Every Tuesday, Chris Robinson digests and dissects recent indie animation short films. Today's film is Wings and Oars by Vladimir Leschiov.
“I see it all clearly;” said Kierkegaard, “you have two choices — you do this or you do that. I say whether you do it or don’t do it, you’re fucked.”
Okay, that’s not quite what Kierkegaard said. My memory is a bit fuzzy that way. In essence he was saying that you’ll regret whatever you decide or don’t decide. He should know. He had love but walked away from it so that he could just live his own life free of obligations. It haunted him for the rest of his short life.
Maybe you initially dreamt of being a pilot, soaring freely about the clouds at the mercy of no one, no thing…. And then from out of the clear blue sky maybe love beckoned and the next thing you know, you’re anchored, adrift near the sea, living a life unforeseen. That’s when the mind drifts back. What if…what if …. What if?
Looking back. It can be good.
How can you fully comprehend the present without at least contemplating the past?
I guess it depends what you’re looking for. If it’s just nostalgia. Well, yeah, there’s no real point.
The past becomes an absence, a place gone.
Memories are fragmented and blurry, like jump cuts in a Godard film.

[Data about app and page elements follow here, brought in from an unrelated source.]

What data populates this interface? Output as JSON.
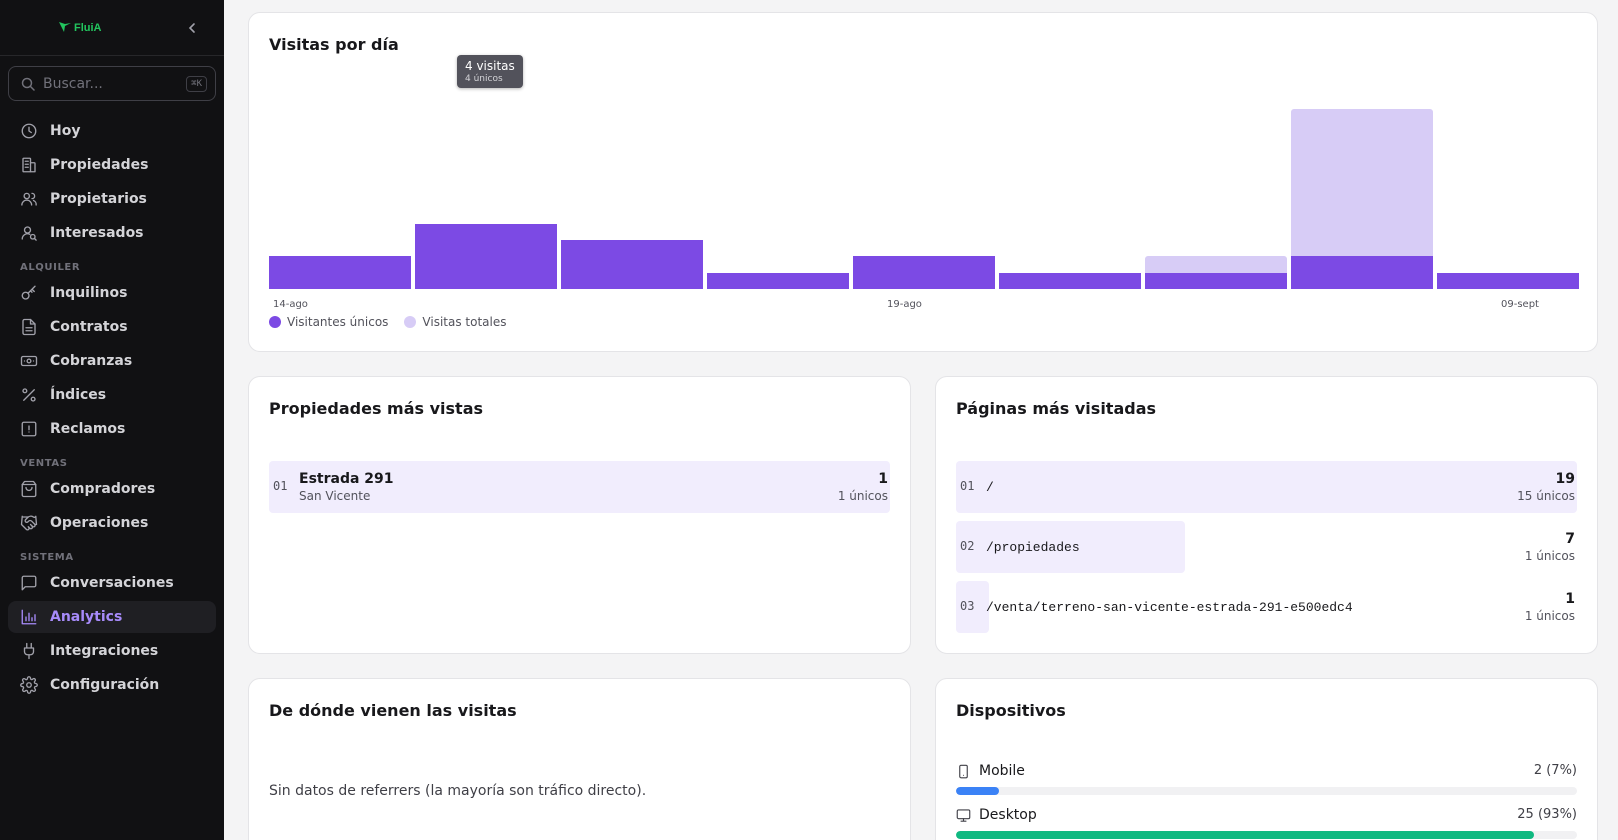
{
  "sidebar": {
    "brand": "FluiA",
    "search": {
      "placeholder": "Buscar...",
      "shortcut": "⌘K"
    },
    "items_main": [
      {
        "label": "Hoy",
        "icon": "clock-icon"
      },
      {
        "label": "Propiedades",
        "icon": "building-icon"
      },
      {
        "label": "Propietarios",
        "icon": "users-icon"
      },
      {
        "label": "Interesados",
        "icon": "user-search-icon"
      }
    ],
    "section_alquiler": "ALQUILER",
    "items_alquiler": [
      {
        "label": "Inquilinos",
        "icon": "key-icon"
      },
      {
        "label": "Contratos",
        "icon": "file-icon"
      },
      {
        "label": "Cobranzas",
        "icon": "banknote-icon"
      },
      {
        "label": "Índices",
        "icon": "percent-icon"
      },
      {
        "label": "Reclamos",
        "icon": "alert-icon"
      }
    ],
    "section_ventas": "VENTAS",
    "items_ventas": [
      {
        "label": "Compradores",
        "icon": "shopping-bag-icon"
      },
      {
        "label": "Operaciones",
        "icon": "handshake-icon"
      }
    ],
    "section_sistema": "SISTEMA",
    "items_sistema": [
      {
        "label": "Conversaciones",
        "icon": "message-icon"
      },
      {
        "label": "Analytics",
        "icon": "chart-icon",
        "active": true
      },
      {
        "label": "Integraciones",
        "icon": "plug-icon"
      },
      {
        "label": "Configuración",
        "icon": "gear-icon"
      }
    ]
  },
  "visits_chart": {
    "title": "Visitas por día",
    "tooltip": {
      "visits": "4 visitas",
      "uniques": "4 únicos"
    },
    "legend_unique": "Visitantes únicos",
    "legend_total": "Visitas totales",
    "colors": {
      "unique": "#7c4ae4",
      "total": "#d7ccf6"
    }
  },
  "chart_data": {
    "type": "bar",
    "title": "Visitas por día",
    "x_tick_labels": [
      "14-ago",
      "19-ago",
      "09-sept"
    ],
    "series": [
      {
        "name": "Visitantes únicos",
        "values": [
          2,
          4,
          3,
          1,
          2,
          1,
          1,
          2,
          1
        ]
      },
      {
        "name": "Visitas totales",
        "values": [
          2,
          4,
          3,
          1,
          2,
          1,
          2,
          11,
          1
        ]
      }
    ],
    "ylim": [
      0,
      12
    ],
    "grid": false,
    "legend": "bottom-left"
  },
  "top_properties": {
    "title": "Propiedades más vistas",
    "rows": [
      {
        "idx": "01",
        "name": "Estrada 291",
        "sub": "San Vicente",
        "count": "1",
        "uniques": "1 únicos",
        "share": 1.0
      }
    ]
  },
  "top_pages": {
    "title": "Páginas más visitadas",
    "rows": [
      {
        "idx": "01",
        "path": "/",
        "count": "19",
        "uniques": "15 únicos",
        "share": 1.0
      },
      {
        "idx": "02",
        "path": "/propiedades",
        "count": "7",
        "uniques": "1 únicos",
        "share": 0.368
      },
      {
        "idx": "03",
        "path": "/venta/terreno-san-vicente-estrada-291-e500edc4",
        "count": "1",
        "uniques": "1 únicos",
        "share": 0.053
      }
    ]
  },
  "referrers": {
    "title": "De dónde vienen las visitas",
    "empty": "Sin datos de referrers (la mayoría son tráfico directo)."
  },
  "devices": {
    "title": "Dispositivos",
    "items": [
      {
        "label": "Mobile",
        "value": "2 (7%)",
        "fraction": 0.07,
        "color": "#3b82f6",
        "icon": "smartphone-icon"
      },
      {
        "label": "Desktop",
        "value": "25 (93%)",
        "fraction": 0.93,
        "color": "#10b981",
        "icon": "monitor-icon"
      }
    ]
  }
}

In mere minutes, Vladimir Leschiov’s Wings and Oars (2009) propels us through a life. We are never settled, never sure of where we are or who they are. Are these women the same person? Have the young couple who once hoped to soar now become the older people adrift in a lighthouse by the sea? Did love kill their possibilities? Can we not have our individual dreams and love at the same time? Or is this merely an ode to lost youth, to a world and a life that’s passed by more rapidly than a summer breeze?